╔══
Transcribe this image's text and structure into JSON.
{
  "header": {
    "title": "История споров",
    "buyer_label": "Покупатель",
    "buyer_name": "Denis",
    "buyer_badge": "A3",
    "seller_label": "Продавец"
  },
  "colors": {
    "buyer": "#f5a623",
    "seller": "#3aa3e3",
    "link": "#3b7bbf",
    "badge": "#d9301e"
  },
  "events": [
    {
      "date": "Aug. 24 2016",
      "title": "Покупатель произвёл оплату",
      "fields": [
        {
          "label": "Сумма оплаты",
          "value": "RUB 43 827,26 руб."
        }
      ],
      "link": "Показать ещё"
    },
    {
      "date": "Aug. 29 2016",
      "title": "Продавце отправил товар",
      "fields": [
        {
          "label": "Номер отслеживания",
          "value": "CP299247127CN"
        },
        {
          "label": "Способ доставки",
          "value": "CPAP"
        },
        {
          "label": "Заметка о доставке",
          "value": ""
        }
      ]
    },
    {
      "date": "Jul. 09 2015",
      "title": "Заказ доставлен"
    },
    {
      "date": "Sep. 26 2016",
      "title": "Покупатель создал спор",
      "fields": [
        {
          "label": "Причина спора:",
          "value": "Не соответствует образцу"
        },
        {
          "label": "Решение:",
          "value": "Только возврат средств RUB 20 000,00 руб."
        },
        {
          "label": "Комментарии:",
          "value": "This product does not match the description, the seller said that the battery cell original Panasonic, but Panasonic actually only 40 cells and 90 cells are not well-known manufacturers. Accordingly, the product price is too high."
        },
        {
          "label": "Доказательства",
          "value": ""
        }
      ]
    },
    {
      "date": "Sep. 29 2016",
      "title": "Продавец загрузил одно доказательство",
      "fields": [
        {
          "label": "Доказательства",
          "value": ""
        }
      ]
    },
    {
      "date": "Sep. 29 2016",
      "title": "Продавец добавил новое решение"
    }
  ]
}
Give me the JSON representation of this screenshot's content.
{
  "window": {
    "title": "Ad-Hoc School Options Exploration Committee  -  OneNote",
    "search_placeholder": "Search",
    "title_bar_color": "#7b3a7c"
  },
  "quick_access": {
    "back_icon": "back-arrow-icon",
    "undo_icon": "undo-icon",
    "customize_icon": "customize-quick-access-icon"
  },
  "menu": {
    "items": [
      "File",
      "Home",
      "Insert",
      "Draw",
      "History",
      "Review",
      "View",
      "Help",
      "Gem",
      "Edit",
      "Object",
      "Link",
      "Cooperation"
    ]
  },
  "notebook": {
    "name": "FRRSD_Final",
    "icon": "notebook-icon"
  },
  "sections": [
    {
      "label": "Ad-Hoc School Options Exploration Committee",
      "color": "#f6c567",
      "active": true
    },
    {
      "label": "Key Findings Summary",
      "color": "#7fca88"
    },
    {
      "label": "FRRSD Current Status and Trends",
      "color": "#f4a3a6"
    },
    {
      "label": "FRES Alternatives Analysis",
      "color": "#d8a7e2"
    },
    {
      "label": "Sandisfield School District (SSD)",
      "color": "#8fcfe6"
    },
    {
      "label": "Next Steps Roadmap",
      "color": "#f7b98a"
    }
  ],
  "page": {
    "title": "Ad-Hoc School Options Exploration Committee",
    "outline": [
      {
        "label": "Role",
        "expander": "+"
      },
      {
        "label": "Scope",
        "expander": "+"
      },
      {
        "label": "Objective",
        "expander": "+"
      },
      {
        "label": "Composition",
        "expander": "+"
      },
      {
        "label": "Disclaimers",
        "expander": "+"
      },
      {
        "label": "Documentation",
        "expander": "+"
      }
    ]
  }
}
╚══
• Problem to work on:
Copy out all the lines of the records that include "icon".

• The completed task:
    "back_icon": "back-arrow-icon",
    "undo_icon": "undo-icon",
    "customize_icon": "customize-quick-access-icon"
    "icon": "notebook-icon"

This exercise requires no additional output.